++++ INFORMATION ++++

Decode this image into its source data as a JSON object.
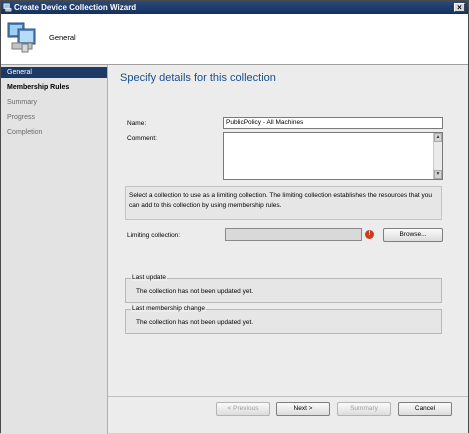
{
  "window": {
    "title": "Create Device Collection Wizard",
    "close_glyph": "×"
  },
  "header": {
    "title": "General",
    "icon": "computers-icon"
  },
  "nav": {
    "items": [
      {
        "label": "General",
        "state": "selected"
      },
      {
        "label": "Membership Rules",
        "state": "bold"
      },
      {
        "label": "Summary",
        "state": "normal"
      },
      {
        "label": "Progress",
        "state": "normal"
      },
      {
        "label": "Completion",
        "state": "normal"
      }
    ]
  },
  "content": {
    "heading": "Specify details for this collection",
    "name_label": "Name:",
    "name_value": "PublicPolicy - All Machines",
    "comment_label": "Comment:",
    "comment_value": "",
    "info_text": "Select a collection to use as a limiting collection. The limiting collection establishes the resources that you can add to this collection by using membership rules.",
    "limiting_label": "Limiting collection:",
    "limiting_value": "",
    "warning_glyph": "!",
    "browse_label": "Browse...",
    "last_update": {
      "title": "Last update",
      "text": "The collection has not been updated yet."
    },
    "last_membership": {
      "title": "Last membership change",
      "text": "The collection has not been updated yet."
    }
  },
  "footer": {
    "previous_label": "< Previous",
    "next_label": "Next >",
    "summary_label": "Summary",
    "cancel_label": "Cancel"
  },
  "colors": {
    "title_bar": "#1d3a66",
    "heading": "#1a4f8a",
    "selected_nav": "#1d3a66",
    "warning": "#cc3d1f"
  }
}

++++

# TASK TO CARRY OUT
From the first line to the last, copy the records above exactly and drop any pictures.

# ANSWER TO THIS EXERCISE
Decode this image into its source data as a JSON object.
{
  "window": {
    "title": "Create Device Collection Wizard",
    "close_glyph": "×"
  },
  "header": {
    "title": "General",
    "icon": "computers-icon"
  },
  "nav": {
    "items": [
      {
        "label": "General",
        "state": "selected"
      },
      {
        "label": "Membership Rules",
        "state": "bold"
      },
      {
        "label": "Summary",
        "state": "normal"
      },
      {
        "label": "Progress",
        "state": "normal"
      },
      {
        "label": "Completion",
        "state": "normal"
      }
    ]
  },
  "content": {
    "heading": "Specify details for this collection",
    "name_label": "Name:",
    "name_value": "PublicPolicy - All Machines",
    "comment_label": "Comment:",
    "comment_value": "",
    "info_text": "Select a collection to use as a limiting collection. The limiting collection establishes the resources that you can add to this collection by using membership rules.",
    "limiting_label": "Limiting collection:",
    "limiting_value": "",
    "warning_glyph": "!",
    "browse_label": "Browse...",
    "last_update": {
      "title": "Last update",
      "text": "The collection has not been updated yet."
    },
    "last_membership": {
      "title": "Last membership change",
      "text": "The collection has not been updated yet."
    }
  },
  "footer": {
    "previous_label": "< Previous",
    "next_label": "Next >",
    "summary_label": "Summary",
    "cancel_label": "Cancel"
  },
  "colors": {
    "title_bar": "#1d3a66",
    "heading": "#1a4f8a",
    "selected_nav": "#1d3a66",
    "warning": "#cc3d1f"
  }
}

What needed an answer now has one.